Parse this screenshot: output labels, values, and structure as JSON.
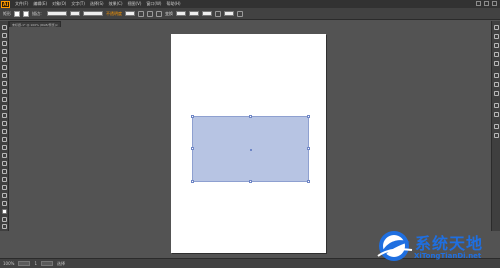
{
  "app": {
    "logo_text": "Ai"
  },
  "menu": {
    "items": [
      "文件(F)",
      "编辑(E)",
      "对象(O)",
      "文字(T)",
      "选择(S)",
      "效果(C)",
      "视图(V)",
      "窗口(W)",
      "帮助(H)"
    ]
  },
  "control_bar": {
    "selection_label": "矩形",
    "stroke_label": "描边：",
    "style_label": "不透明度：",
    "link_label": "不透明度",
    "align_label": "变换"
  },
  "document_tab": {
    "title": "未标题-1* @ 100% (RGB/预览)",
    "close": "×"
  },
  "status_bar": {
    "zoom": "100%",
    "page": "1",
    "status_text": "选择"
  },
  "shape": {
    "fill_color": "#b7c4e3",
    "stroke_color": "#8ea0d0"
  },
  "watermark": {
    "title": "系统天地",
    "url": "XiTongTianDi.net",
    "brand_color": "#1f6fe0"
  }
}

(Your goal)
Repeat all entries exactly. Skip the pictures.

(Solution for this task)
Parse this screenshot: output labels, values, and structure as JSON.
{
  "app": {
    "logo_text": "Ai"
  },
  "menu": {
    "items": [
      "文件(F)",
      "编辑(E)",
      "对象(O)",
      "文字(T)",
      "选择(S)",
      "效果(C)",
      "视图(V)",
      "窗口(W)",
      "帮助(H)"
    ]
  },
  "control_bar": {
    "selection_label": "矩形",
    "stroke_label": "描边：",
    "style_label": "不透明度：",
    "link_label": "不透明度",
    "align_label": "变换"
  },
  "document_tab": {
    "title": "未标题-1* @ 100% (RGB/预览)",
    "close": "×"
  },
  "status_bar": {
    "zoom": "100%",
    "page": "1",
    "status_text": "选择"
  },
  "shape": {
    "fill_color": "#b7c4e3",
    "stroke_color": "#8ea0d0"
  },
  "watermark": {
    "title": "系统天地",
    "url": "XiTongTianDi.net",
    "brand_color": "#1f6fe0"
  }
}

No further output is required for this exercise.